German inflation continued to rise after a brief pause and hit the highest in nearly fifty-years in August

Inflation in the Europe’s largest economy picked up again in August following a slight ease in July, suggesting that initial signal of possible peaking was false and inflationary pressures continue to rise.

Annualized inflation rose to 7.9% in August, returning to the highest since 1973/74, initially hit in May with subsequent short easing to 7.5% in July and beating expectations for a rise to 7.8%.

Monthly figure showed inflation rising by 0.3% in August, in line with expectations and unchanged from the previous month.

Inflation indicator (HICP) harmonized to be comparable with CPI data from other European Union countries, rose to 8.8% in August from 8.5% previous month, matching the forecast.

The main driver of inflation in August was again a conflict in Ukraine, as tough sanctions imposed on Russia significantly reduced gas supplies, sending energy prices to a record highs that caused a chain reaction on a number of goods, hurting economic growth, with rising food prices adding to strong rise in the cost of living.

Expressed in a numbers, energy prices contributed to inflation by 35.6% rise in August, while food prices were up 16.6% for the month, adding to persisting problem with supply chains.

In attempts to cushion strong negative impact from soaring prices, the government lowered taxes on diesel fuel and gasoline and introduced a cheap ticket for the public transportation.

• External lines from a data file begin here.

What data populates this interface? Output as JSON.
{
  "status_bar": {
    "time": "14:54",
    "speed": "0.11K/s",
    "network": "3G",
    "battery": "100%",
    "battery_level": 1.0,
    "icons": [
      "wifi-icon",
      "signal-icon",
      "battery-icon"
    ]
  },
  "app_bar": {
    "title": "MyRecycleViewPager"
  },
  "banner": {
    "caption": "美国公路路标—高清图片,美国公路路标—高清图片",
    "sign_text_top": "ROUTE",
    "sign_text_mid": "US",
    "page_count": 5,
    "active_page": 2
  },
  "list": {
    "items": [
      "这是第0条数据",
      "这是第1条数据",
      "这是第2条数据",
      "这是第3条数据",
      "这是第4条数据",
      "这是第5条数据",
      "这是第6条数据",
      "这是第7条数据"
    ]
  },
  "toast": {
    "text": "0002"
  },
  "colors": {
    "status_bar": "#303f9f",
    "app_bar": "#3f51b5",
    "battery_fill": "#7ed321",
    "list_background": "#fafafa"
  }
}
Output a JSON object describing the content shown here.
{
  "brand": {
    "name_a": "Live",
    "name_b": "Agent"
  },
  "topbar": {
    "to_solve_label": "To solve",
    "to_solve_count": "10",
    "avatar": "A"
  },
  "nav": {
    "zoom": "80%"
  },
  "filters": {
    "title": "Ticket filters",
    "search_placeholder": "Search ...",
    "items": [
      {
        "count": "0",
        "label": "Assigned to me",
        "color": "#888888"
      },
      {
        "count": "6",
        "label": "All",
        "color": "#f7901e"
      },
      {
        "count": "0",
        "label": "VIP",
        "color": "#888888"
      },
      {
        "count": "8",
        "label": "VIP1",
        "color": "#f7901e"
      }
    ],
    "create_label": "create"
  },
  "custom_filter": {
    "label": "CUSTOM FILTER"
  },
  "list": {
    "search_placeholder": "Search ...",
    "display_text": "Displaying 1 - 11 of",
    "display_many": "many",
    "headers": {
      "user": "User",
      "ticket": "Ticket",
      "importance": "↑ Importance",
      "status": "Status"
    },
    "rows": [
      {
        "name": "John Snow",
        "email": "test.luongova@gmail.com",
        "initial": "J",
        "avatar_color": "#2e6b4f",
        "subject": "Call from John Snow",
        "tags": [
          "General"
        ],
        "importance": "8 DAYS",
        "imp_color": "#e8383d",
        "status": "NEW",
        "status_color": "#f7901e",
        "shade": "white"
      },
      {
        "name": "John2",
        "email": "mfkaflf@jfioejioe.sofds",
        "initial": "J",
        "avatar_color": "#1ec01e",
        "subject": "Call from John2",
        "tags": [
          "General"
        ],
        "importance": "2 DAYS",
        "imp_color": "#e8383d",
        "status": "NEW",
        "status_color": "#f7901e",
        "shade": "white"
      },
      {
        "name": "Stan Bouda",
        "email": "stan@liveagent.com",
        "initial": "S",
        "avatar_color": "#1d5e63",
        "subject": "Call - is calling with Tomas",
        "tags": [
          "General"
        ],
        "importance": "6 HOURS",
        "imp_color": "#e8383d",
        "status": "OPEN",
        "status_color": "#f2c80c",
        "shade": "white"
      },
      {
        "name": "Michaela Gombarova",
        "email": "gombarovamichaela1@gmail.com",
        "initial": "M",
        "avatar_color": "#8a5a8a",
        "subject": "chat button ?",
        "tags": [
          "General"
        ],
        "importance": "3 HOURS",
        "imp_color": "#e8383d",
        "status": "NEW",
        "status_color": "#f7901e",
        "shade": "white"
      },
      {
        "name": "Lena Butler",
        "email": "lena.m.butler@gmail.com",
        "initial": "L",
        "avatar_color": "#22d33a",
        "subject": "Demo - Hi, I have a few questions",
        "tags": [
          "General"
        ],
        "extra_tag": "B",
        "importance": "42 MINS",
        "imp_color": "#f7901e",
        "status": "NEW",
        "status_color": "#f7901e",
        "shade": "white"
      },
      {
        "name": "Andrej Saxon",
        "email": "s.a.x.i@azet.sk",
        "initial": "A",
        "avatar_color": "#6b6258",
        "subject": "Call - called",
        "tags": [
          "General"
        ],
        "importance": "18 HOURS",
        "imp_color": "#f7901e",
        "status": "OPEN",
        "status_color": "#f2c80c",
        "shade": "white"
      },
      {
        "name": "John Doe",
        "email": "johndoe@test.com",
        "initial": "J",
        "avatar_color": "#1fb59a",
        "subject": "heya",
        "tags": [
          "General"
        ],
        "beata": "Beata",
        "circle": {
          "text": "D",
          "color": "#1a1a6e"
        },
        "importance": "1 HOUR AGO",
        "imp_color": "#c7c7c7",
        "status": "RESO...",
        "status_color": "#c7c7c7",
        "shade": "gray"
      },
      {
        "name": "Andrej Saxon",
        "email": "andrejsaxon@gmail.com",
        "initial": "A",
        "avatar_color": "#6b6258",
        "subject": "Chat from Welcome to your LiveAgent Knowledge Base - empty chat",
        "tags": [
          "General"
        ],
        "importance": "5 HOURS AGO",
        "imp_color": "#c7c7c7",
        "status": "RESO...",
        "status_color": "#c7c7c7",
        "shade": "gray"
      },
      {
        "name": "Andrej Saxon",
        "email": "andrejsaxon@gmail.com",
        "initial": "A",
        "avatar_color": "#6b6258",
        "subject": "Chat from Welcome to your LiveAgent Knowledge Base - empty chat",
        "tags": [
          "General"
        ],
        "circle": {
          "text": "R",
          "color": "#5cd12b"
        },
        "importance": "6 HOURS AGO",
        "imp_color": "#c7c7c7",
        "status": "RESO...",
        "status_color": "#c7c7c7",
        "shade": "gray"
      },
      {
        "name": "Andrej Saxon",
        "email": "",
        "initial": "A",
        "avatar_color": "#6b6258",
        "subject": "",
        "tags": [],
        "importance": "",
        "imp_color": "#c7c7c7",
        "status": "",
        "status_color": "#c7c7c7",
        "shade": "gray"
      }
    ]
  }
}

German central bank said that inflation outlook for coming months is extremely uncertain but expect that inflation could rise further and reach a double-digit values towards the end of the year.